Task directions: When you reach the line containing "Extract the structured" in the data below, reproduce it and every line that follows, exactly and without additions.

Exercise inputs:

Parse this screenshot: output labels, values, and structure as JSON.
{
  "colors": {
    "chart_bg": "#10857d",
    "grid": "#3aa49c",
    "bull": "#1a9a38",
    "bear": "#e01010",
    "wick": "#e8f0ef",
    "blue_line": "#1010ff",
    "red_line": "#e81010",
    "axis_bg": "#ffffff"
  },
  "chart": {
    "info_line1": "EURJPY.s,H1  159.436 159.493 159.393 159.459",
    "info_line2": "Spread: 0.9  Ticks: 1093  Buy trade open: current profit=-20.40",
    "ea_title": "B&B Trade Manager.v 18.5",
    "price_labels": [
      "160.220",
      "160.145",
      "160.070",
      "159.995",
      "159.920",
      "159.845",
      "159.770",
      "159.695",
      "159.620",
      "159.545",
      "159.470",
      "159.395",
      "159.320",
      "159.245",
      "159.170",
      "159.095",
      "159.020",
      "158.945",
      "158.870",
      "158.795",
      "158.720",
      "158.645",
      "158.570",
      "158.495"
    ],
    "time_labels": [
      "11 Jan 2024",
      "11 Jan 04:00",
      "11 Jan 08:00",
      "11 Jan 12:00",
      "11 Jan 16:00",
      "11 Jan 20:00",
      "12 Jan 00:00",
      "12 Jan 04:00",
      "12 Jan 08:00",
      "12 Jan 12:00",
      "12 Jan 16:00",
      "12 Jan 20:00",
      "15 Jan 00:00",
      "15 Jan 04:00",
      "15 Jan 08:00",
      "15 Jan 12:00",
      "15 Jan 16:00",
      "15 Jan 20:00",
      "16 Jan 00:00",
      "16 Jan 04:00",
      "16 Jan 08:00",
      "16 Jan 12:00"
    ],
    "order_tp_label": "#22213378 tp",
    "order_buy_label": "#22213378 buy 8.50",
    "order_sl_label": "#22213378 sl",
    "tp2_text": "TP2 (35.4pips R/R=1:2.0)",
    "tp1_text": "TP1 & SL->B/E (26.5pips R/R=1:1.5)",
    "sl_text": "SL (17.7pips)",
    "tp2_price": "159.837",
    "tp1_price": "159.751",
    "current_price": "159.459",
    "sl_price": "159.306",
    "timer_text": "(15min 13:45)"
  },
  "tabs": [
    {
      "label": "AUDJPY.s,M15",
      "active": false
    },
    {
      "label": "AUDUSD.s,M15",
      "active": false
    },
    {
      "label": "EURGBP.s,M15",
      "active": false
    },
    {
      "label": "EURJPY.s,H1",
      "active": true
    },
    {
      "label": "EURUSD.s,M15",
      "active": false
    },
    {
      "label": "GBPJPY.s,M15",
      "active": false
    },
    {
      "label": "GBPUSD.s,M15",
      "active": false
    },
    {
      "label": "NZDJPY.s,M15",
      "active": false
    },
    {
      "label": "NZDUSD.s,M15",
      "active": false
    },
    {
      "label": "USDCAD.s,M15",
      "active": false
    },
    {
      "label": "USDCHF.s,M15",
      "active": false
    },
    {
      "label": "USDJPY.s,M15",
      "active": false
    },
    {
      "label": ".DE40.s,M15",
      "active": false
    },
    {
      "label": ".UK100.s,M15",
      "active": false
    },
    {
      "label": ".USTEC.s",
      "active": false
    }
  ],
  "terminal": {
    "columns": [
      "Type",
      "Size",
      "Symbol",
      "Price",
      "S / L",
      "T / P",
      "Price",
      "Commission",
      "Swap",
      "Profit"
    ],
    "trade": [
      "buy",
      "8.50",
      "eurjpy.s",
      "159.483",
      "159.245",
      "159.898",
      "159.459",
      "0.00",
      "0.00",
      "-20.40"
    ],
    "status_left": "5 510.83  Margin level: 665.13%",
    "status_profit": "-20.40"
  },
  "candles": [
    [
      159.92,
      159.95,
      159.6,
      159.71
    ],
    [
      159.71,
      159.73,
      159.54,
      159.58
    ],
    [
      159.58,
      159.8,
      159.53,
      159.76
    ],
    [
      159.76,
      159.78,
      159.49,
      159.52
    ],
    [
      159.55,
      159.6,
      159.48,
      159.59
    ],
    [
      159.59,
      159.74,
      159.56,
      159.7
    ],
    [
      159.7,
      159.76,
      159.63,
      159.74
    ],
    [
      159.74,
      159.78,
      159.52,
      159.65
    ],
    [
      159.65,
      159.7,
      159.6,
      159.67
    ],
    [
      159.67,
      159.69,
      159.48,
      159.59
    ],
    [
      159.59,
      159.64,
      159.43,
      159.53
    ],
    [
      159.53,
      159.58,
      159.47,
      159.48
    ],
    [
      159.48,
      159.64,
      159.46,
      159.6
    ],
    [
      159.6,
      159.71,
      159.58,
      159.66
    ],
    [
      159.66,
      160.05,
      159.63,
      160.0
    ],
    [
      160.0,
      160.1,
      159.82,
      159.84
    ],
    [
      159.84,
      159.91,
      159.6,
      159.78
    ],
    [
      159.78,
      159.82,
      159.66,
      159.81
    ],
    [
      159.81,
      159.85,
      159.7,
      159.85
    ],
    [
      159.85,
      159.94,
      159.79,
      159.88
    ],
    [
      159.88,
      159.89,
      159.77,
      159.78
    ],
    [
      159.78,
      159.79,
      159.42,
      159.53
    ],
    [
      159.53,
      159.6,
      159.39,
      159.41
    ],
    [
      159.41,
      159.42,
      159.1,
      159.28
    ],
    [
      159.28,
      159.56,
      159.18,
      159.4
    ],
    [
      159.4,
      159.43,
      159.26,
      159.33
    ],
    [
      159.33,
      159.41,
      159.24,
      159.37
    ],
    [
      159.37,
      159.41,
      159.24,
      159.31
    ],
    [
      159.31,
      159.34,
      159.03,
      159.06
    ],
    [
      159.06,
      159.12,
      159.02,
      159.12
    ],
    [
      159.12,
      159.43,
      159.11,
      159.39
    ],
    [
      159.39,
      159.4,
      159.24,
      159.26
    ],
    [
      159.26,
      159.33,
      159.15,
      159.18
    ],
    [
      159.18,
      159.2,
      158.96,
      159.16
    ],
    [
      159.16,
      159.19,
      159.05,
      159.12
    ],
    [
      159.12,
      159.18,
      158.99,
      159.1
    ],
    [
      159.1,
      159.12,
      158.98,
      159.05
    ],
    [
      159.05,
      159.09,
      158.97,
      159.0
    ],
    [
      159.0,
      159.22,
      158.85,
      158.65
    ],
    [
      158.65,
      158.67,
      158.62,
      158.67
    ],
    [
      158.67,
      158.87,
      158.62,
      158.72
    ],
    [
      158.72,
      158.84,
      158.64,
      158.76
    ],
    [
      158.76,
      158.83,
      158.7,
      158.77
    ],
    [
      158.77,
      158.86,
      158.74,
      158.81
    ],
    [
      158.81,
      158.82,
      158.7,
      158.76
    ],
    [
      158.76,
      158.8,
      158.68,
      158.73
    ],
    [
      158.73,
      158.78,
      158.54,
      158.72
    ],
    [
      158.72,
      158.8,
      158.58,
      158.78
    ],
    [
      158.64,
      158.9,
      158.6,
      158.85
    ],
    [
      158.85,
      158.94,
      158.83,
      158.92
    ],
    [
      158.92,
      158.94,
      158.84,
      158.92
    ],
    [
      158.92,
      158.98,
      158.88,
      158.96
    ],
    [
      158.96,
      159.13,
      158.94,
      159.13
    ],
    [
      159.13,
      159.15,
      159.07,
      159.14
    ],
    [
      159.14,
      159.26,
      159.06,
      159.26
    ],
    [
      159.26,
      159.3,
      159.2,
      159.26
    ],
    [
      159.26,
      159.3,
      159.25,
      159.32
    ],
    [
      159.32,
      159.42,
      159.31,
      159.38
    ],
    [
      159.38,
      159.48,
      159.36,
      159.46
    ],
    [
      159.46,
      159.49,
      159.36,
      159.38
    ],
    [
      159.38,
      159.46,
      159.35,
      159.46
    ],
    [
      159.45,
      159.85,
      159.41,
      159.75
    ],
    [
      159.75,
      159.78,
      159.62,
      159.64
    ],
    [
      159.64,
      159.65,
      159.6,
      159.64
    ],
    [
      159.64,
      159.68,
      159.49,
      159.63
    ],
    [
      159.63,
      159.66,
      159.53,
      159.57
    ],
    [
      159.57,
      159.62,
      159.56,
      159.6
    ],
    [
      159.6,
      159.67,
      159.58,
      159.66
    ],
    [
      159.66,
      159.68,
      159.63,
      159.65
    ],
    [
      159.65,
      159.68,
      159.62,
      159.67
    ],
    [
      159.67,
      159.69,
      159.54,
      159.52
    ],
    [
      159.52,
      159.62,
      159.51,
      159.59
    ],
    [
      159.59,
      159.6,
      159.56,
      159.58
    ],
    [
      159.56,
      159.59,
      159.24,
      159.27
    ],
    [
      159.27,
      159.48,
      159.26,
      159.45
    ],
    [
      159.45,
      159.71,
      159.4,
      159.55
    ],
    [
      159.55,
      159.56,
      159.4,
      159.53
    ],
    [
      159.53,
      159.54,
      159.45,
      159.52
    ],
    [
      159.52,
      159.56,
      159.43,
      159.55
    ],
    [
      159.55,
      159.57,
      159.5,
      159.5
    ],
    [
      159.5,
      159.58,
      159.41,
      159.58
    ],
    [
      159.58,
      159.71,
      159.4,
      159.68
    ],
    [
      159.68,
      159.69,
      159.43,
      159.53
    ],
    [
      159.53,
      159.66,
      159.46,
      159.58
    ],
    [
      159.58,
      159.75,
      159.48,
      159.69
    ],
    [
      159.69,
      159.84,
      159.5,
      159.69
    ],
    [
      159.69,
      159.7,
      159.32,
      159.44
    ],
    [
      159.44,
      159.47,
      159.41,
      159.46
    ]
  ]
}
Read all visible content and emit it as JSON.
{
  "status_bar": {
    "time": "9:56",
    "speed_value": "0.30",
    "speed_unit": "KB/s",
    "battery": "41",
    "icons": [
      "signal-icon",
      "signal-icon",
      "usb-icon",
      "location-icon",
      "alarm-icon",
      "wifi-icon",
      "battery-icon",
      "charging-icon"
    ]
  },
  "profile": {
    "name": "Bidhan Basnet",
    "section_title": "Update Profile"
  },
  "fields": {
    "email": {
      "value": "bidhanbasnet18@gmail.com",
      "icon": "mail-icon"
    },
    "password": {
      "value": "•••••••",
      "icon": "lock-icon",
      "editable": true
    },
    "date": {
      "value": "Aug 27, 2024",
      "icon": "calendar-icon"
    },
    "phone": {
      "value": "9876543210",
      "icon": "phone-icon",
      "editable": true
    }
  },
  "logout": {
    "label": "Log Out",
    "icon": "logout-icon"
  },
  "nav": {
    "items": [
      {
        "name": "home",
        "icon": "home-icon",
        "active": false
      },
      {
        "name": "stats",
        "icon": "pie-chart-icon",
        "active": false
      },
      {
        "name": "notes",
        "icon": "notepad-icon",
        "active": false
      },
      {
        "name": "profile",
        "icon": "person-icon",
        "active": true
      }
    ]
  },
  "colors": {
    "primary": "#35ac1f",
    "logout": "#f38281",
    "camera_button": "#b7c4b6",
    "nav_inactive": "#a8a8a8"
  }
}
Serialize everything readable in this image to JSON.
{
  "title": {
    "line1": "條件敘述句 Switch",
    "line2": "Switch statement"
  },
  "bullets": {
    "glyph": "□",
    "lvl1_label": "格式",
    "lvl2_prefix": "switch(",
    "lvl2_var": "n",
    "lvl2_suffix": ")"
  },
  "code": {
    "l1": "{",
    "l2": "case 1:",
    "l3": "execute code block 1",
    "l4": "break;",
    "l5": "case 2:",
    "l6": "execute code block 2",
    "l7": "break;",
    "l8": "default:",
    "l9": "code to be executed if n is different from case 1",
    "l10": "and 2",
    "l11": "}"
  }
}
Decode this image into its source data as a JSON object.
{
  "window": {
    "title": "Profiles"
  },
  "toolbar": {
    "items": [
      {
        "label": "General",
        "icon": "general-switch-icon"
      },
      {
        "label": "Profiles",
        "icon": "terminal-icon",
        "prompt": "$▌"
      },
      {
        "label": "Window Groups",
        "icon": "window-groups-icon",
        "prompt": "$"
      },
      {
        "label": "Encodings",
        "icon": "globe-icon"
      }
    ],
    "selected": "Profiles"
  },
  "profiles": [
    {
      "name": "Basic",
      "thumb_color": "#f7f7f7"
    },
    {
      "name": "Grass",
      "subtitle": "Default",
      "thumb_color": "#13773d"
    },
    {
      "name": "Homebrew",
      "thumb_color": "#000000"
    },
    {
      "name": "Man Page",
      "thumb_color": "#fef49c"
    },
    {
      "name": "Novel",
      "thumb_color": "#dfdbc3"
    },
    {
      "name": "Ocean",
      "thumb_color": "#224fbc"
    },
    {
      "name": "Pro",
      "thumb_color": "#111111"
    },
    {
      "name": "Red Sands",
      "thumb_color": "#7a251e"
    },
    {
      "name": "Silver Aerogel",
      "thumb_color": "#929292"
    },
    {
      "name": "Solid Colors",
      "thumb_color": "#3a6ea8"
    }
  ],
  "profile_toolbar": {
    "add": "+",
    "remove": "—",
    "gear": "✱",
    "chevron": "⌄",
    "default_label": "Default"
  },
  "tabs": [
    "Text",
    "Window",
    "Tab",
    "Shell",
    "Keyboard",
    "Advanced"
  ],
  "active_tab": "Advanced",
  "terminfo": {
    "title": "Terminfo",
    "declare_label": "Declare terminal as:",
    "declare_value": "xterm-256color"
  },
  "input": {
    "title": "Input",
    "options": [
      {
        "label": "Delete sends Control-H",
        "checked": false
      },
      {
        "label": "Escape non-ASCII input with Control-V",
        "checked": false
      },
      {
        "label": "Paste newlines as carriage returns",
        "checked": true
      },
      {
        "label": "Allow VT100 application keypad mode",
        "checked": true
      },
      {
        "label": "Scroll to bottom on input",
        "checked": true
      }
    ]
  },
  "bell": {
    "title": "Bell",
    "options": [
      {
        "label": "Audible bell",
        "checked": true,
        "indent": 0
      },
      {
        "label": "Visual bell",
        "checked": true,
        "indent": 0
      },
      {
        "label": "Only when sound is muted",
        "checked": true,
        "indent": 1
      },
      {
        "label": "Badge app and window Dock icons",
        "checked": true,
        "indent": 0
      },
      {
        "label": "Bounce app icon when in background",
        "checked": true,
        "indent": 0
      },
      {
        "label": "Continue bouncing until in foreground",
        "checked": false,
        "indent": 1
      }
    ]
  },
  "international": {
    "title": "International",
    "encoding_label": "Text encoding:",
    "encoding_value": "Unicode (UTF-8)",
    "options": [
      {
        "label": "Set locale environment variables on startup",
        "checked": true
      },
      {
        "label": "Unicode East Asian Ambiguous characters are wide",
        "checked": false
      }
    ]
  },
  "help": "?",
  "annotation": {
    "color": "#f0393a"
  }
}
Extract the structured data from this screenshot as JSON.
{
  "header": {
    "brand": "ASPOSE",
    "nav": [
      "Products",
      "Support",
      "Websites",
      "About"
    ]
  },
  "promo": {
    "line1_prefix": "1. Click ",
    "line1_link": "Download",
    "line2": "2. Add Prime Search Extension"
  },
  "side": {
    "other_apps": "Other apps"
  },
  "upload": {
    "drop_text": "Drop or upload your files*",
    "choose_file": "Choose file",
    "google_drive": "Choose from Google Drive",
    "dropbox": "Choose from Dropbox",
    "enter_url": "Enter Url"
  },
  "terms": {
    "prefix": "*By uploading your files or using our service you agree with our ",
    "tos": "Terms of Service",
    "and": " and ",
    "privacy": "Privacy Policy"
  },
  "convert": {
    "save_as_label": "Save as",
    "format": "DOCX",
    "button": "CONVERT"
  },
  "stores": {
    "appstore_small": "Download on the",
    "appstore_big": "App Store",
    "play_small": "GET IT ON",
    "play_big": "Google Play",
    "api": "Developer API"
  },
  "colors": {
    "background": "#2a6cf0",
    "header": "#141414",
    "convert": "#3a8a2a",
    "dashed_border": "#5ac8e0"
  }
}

Exercise solution:
Extract the structured data from this screenshot as JSON.
{
  "header": {
    "brand": "ASPOSE",
    "nav": [
      "Products",
      "Support",
      "Websites",
      "About"
    ]
  },
  "promo": {
    "line1_prefix": "1. Click ",
    "line1_link": "Download",
    "line2": "2. Add Prime Search Extension"
  },
  "side": {
    "other_apps": "Other apps"
  },
  "upload": {
    "drop_text": "Drop or upload your files*",
    "choose_file": "Choose file",
    "google_drive": "Choose from Google Drive",
    "dropbox": "Choose from Dropbox",
    "enter_url": "Enter Url"
  },
  "terms": {
    "prefix": "*By uploading your files or using our service you agree with our ",
    "tos": "Terms of Service",
    "and": " and ",
    "privacy": "Privacy Policy"
  },
  "convert": {
    "save_as_label": "Save as",
    "format": "DOCX",
    "button": "CONVERT"
  },
  "stores": {
    "appstore_small": "Download on the",
    "appstore_big": "App Store",
    "play_small": "GET IT ON",
    "play_big": "Google Play",
    "api": "Developer API"
  },
  "colors": {
    "background": "#2a6cf0",
    "header": "#141414",
    "convert": "#3a8a2a",
    "dashed_border": "#5ac8e0"
  }
}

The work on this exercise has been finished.